WHAT THE EXERCISE ASKS: Count every line of the listing where the string "this" occurs, and reply with the count alone.

·····

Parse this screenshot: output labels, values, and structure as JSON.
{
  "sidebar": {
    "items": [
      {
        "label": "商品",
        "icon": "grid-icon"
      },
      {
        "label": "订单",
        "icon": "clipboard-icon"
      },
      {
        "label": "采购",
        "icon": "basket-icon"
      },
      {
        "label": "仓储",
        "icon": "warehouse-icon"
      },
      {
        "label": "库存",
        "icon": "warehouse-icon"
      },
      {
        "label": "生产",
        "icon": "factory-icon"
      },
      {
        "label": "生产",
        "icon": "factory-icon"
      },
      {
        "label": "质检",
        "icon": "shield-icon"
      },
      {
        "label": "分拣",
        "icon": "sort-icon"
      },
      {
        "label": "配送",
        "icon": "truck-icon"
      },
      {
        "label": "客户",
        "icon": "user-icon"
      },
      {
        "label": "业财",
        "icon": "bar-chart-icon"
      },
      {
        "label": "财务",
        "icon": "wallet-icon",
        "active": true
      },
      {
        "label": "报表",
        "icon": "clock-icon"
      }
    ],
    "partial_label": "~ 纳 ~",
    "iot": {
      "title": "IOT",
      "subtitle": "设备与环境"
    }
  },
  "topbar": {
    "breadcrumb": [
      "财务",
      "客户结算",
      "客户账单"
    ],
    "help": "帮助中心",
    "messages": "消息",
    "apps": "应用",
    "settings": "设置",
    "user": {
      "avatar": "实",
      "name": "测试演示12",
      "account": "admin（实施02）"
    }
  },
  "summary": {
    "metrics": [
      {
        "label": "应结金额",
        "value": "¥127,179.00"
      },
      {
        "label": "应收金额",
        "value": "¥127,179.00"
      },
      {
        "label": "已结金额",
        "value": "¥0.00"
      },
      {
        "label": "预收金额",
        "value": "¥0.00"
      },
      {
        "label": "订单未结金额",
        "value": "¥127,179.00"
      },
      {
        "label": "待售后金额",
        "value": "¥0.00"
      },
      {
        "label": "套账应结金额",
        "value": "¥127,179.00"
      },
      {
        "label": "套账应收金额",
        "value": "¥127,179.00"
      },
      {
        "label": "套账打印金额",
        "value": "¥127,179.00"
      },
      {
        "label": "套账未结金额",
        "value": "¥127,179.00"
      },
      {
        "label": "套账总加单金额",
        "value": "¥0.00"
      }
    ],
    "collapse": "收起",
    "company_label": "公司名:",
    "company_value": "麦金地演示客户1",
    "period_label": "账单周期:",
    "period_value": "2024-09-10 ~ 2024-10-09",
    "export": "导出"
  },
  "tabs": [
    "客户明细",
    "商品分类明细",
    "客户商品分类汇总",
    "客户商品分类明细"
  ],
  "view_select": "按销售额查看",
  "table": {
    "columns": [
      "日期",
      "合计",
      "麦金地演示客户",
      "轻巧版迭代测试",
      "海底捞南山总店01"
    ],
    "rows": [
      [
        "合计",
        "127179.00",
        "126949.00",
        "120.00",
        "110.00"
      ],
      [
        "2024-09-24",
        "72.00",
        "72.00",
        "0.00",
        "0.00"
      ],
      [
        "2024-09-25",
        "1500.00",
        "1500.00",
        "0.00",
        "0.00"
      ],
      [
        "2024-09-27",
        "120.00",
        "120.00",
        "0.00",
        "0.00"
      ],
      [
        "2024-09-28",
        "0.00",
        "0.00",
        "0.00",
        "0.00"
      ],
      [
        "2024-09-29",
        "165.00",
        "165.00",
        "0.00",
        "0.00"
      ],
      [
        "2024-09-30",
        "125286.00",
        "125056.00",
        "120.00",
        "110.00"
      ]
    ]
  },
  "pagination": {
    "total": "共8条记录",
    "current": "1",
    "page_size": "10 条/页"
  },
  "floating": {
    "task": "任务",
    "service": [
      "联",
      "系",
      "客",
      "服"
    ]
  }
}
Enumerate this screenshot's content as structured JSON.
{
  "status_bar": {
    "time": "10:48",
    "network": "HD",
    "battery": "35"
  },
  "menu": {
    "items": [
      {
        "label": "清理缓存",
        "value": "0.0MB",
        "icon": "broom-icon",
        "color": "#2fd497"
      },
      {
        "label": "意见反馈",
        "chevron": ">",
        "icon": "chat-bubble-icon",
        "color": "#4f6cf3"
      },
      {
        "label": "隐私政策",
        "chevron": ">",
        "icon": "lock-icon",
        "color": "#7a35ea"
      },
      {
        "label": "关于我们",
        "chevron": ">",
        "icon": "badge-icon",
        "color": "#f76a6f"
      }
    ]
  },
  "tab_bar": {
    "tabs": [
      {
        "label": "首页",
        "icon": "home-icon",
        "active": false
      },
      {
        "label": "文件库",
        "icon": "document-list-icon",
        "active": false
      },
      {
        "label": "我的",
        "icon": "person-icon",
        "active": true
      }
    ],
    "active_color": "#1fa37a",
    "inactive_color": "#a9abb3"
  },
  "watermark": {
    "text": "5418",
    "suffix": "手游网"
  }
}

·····

FINISHED EXERCISE: 2